- Availability of trained providers who can be asked for help regarding any form of violence clients have experienced
- Patient rights within health services, including privacy and confidentiality
- Nature, health impacts, and services available for various types of violence, including:
- Family violence
- Intimate partner violence
- Sexual violence, including rape
- Childhood sexual abuse
o Laws about violence against women
o Sexual and reproductive health and rights
o Women’s rights
o General human rights
o Where to get other services (special police units, hotlines, free legal assistance, women support groups, shelter, etc.)
- In designing materials, it is important to remember that women who are in abusive situations may be endangered if they bring home written information about violence. In addition to the materials above, providers may want to make small cards available to women that they can hide in their clothing and that only provides phone numbers and addresses of services, without any other identifying information that could put a survivors at risk (Bott et al., 2004).
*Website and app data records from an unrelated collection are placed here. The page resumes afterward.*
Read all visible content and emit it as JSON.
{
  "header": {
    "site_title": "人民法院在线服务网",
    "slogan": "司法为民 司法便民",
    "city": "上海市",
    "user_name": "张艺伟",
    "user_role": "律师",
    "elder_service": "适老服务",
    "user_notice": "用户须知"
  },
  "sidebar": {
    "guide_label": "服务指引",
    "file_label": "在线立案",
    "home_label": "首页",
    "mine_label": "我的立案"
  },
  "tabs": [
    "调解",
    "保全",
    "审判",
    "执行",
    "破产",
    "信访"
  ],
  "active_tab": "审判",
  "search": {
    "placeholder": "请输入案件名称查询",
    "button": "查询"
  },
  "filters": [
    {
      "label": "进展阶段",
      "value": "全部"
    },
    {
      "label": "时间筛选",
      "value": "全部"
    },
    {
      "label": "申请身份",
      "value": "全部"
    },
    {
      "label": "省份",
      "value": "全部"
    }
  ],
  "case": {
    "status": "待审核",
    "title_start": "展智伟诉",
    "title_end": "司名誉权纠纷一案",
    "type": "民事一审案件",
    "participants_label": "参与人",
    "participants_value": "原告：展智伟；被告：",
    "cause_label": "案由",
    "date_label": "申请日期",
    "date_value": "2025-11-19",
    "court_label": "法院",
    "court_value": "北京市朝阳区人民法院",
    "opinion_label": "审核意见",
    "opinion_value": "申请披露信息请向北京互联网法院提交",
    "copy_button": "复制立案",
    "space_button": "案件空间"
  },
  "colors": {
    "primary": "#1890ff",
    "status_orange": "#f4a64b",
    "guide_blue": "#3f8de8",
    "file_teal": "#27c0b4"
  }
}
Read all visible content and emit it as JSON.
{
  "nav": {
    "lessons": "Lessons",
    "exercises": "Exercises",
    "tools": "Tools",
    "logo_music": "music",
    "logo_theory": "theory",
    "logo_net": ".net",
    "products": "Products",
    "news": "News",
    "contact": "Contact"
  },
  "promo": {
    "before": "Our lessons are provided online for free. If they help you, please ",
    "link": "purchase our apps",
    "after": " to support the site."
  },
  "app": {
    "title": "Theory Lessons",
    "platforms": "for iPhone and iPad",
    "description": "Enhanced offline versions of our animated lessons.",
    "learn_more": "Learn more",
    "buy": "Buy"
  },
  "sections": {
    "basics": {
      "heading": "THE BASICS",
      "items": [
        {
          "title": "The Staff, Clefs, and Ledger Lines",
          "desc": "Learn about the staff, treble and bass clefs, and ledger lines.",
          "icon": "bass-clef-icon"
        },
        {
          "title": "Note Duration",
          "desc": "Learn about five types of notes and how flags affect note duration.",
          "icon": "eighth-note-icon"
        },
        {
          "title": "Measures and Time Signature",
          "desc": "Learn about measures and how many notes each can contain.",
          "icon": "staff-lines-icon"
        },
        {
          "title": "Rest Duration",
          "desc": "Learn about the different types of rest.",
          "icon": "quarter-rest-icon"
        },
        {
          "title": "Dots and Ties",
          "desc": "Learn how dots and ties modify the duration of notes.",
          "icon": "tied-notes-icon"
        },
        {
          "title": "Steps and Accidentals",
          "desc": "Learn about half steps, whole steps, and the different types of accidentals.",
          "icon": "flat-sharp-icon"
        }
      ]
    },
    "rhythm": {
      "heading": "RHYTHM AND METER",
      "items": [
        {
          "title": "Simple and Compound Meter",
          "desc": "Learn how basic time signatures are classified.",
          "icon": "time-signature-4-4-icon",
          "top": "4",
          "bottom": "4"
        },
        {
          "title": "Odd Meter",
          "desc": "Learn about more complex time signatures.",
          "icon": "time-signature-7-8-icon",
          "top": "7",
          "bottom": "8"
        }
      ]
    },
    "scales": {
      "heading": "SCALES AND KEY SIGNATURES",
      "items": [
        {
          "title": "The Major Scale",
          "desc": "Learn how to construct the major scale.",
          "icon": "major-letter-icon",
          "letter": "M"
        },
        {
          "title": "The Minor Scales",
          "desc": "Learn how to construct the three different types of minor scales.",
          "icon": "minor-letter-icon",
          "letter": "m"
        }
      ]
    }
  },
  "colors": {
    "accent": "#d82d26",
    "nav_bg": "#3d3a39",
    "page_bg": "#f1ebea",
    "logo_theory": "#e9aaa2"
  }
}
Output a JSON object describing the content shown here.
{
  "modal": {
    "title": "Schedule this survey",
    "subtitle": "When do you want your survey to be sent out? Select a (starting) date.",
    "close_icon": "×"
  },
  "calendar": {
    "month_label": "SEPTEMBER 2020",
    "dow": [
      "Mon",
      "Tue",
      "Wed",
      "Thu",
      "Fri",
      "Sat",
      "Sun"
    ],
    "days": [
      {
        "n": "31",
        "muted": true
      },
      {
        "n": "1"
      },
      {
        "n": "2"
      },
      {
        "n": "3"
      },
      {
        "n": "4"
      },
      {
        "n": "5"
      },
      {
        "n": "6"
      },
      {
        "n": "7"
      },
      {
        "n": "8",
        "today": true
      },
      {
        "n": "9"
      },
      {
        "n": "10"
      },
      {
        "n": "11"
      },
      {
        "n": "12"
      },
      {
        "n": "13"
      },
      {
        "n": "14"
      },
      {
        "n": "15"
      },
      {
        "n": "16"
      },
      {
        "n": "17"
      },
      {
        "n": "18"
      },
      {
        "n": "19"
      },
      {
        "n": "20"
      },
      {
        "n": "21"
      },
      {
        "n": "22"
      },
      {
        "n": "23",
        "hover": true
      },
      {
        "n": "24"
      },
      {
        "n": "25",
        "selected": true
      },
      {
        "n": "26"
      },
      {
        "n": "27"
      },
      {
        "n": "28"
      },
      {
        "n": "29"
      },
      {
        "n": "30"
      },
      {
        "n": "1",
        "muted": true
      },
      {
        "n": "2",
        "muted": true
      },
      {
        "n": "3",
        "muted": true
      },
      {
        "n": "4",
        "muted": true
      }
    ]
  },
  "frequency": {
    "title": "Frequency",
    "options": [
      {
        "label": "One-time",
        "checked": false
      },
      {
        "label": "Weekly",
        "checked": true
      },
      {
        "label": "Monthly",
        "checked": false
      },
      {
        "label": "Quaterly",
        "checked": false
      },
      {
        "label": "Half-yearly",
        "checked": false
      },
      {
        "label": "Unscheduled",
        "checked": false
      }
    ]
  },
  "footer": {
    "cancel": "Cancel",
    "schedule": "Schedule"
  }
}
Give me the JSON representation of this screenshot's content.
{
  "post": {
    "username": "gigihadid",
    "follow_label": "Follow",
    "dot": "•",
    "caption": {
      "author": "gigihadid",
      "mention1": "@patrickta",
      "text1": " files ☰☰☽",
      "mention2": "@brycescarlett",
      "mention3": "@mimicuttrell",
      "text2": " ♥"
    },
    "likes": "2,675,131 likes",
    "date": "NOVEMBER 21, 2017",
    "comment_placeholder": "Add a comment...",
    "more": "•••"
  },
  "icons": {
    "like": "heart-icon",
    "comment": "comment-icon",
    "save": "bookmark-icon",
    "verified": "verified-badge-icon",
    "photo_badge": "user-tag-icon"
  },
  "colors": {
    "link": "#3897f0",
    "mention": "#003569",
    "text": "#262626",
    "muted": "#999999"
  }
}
- Health facilities should also conduct community outreach about the availability and importance of accessing services in timely manner. Community awareness campaigns can increase utilization of services and make services more efficient (Kim et al., 2007a). Working at the community level helps overcome barriers that rural and poor women in particular may have in accessing services (Naved, 2006) and can build trust in local health providers and the services they offer.
Example: Staff at a health centre in Nepal offering violence against women and girls services held community meetings, schools, and village gathering places to talk about the unacceptability of violence against women and girls and the services they offered to meet the needs of survivors. Additionally, peer educators encouraged survivors to go for services. These activities led to an increase in clients seeking services (UNFPA, 2009).
- Health facilities should identify outreach workers who can share information at the community level. These outreach workers can be directly linked with the health facility, or can be accessed through other networks with which the facility coordinates. Links can be created between local organizations, women’s groups and other important community stakeholders.
The Thohoyandou Victim Empowerment Programme in South Africa
conducts campaigns on where and how to report abuse, directly linking communities with existing medical services. Additionally, case management teams follow and monitor survivors (Ndhlovu et al., 2006, cited in Population Council, 2008b).
Example: In the Justo Rufino Barrios Clinic in Guatemala City, health promoters use the waiting rooms to perform short theatrical skits. These skits introduce the topic of violence and encourage patients to talk to their health providers if they need help (Velzeboer et al., 2003).
Sample Safety Card, Family Violence Prevention Fund, USA. Available in English.
Health Communications Materials Database (Media Materials Clearinghouse). Materials available in a number of languages.
GBV Prevention Network Communications Materials. Materials available in a number of languages and from different African countries.
South Asia Advocacy Materials compiled by UNIFEM. Materials available in English, Hindi and Telegu.
Until Women and Children Are Safe (Women's Aid). A number of leaflets and resources are available for free by filling in the order form.